*** Opening DATA TO EXAMINE ***
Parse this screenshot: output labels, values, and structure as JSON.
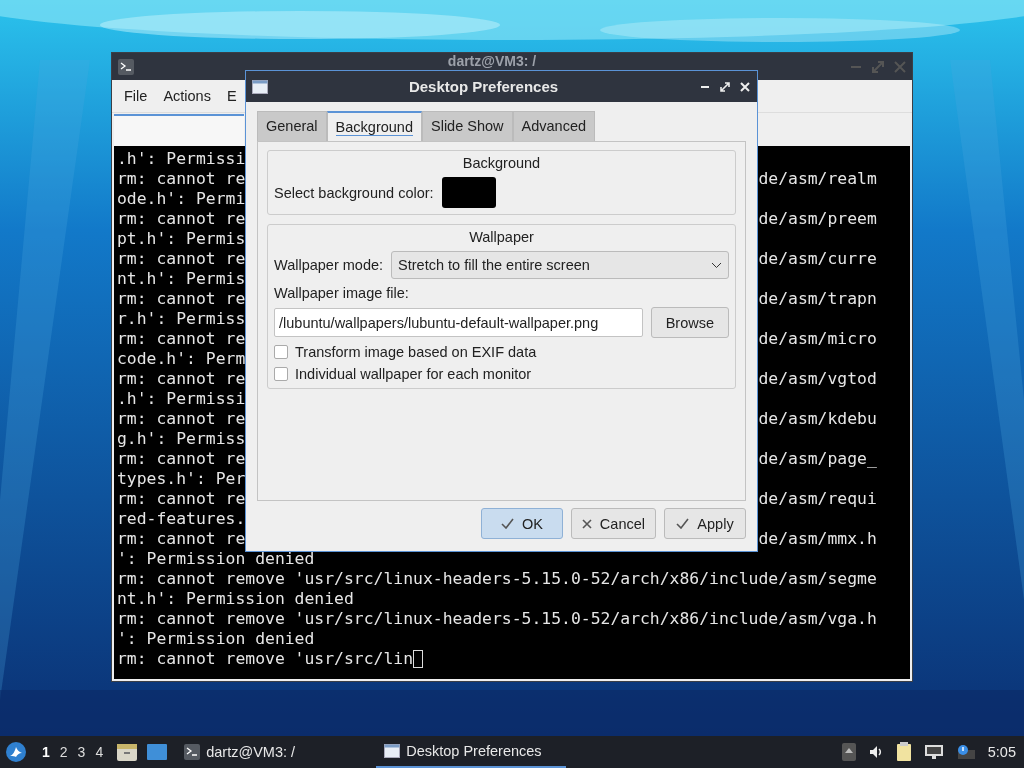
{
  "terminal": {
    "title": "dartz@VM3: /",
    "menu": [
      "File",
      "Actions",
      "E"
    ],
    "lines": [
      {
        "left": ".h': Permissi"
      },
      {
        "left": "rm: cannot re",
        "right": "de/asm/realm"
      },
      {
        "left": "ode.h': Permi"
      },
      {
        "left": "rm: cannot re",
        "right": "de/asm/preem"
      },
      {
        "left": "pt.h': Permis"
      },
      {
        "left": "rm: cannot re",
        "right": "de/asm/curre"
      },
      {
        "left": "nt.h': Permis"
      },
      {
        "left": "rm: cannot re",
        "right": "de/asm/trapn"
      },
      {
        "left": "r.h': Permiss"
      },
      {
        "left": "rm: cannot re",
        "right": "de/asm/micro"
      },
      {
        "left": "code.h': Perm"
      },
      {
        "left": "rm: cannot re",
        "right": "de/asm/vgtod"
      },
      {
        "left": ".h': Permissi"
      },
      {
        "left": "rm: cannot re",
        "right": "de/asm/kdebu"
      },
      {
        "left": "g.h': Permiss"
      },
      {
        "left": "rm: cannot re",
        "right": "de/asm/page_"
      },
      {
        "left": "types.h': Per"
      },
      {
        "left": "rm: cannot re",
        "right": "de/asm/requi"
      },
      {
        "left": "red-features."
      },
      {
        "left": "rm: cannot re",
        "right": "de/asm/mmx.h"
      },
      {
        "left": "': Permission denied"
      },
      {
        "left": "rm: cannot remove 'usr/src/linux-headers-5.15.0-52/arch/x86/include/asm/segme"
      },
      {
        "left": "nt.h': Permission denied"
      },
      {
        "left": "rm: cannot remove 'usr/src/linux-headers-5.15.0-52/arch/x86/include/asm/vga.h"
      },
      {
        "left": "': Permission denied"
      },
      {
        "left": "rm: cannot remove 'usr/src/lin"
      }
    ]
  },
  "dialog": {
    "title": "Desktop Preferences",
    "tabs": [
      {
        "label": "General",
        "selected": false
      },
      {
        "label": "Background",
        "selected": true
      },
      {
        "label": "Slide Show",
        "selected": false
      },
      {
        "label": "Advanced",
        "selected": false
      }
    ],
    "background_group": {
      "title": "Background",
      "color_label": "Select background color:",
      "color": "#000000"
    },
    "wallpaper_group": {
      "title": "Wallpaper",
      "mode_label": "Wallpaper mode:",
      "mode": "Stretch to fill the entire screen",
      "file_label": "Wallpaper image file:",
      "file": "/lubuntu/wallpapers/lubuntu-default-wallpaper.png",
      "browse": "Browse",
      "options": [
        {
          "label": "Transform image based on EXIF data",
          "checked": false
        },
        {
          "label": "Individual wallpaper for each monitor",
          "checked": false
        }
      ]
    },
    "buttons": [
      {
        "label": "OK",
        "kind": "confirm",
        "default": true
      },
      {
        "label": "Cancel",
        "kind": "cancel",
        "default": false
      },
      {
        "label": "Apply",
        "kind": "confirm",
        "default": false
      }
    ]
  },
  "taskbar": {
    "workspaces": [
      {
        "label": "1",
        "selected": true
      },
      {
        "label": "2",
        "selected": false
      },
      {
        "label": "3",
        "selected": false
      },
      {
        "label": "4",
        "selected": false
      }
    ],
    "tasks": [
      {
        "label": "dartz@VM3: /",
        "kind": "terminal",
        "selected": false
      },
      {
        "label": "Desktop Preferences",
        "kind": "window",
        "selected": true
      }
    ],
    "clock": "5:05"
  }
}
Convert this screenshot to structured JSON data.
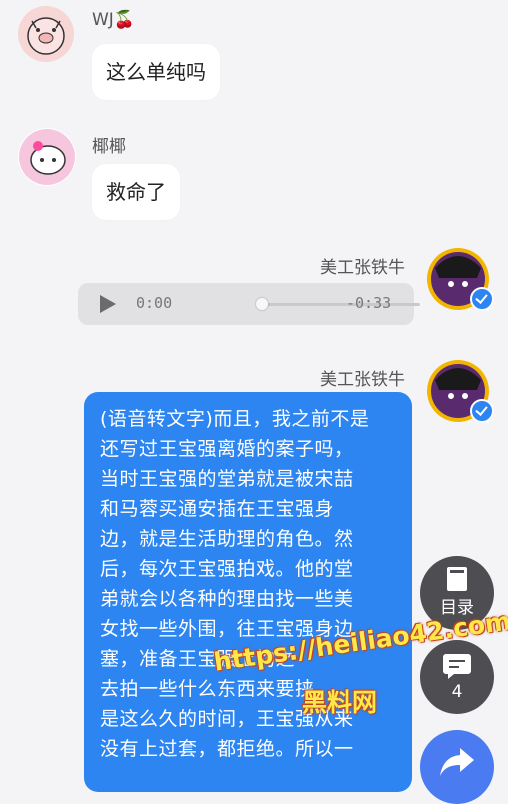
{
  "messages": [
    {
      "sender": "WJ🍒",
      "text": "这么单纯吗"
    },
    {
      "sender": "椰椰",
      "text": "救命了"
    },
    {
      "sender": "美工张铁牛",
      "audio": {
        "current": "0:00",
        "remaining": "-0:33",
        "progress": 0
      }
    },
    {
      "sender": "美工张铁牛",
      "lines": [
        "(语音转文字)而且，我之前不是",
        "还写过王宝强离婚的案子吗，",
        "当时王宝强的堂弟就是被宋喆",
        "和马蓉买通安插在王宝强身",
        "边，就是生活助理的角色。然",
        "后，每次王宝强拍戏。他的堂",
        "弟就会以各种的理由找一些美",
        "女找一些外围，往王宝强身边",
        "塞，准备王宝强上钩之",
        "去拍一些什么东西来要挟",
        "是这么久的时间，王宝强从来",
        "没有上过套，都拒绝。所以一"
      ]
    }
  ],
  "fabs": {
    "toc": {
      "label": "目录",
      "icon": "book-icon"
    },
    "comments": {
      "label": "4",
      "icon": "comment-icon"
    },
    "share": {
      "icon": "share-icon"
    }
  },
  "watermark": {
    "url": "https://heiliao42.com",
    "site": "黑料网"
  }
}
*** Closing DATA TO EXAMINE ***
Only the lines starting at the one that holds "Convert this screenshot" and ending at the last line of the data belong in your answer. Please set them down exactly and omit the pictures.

> **PROBLEM SOLUTION**
Convert this screenshot to structured JSON data.
{
  "messages": [
    {
      "sender": "WJ🍒",
      "text": "这么单纯吗"
    },
    {
      "sender": "椰椰",
      "text": "救命了"
    },
    {
      "sender": "美工张铁牛",
      "audio": {
        "current": "0:00",
        "remaining": "-0:33",
        "progress": 0
      }
    },
    {
      "sender": "美工张铁牛",
      "lines": [
        "(语音转文字)而且，我之前不是",
        "还写过王宝强离婚的案子吗，",
        "当时王宝强的堂弟就是被宋喆",
        "和马蓉买通安插在王宝强身",
        "边，就是生活助理的角色。然",
        "后，每次王宝强拍戏。他的堂",
        "弟就会以各种的理由找一些美",
        "女找一些外围，往王宝强身边",
        "塞，准备王宝强上钩之",
        "去拍一些什么东西来要挟",
        "是这么久的时间，王宝强从来",
        "没有上过套，都拒绝。所以一"
      ]
    }
  ],
  "fabs": {
    "toc": {
      "label": "目录",
      "icon": "book-icon"
    },
    "comments": {
      "label": "4",
      "icon": "comment-icon"
    },
    "share": {
      "icon": "share-icon"
    }
  },
  "watermark": {
    "url": "https://heiliao42.com",
    "site": "黑料网"
  }
}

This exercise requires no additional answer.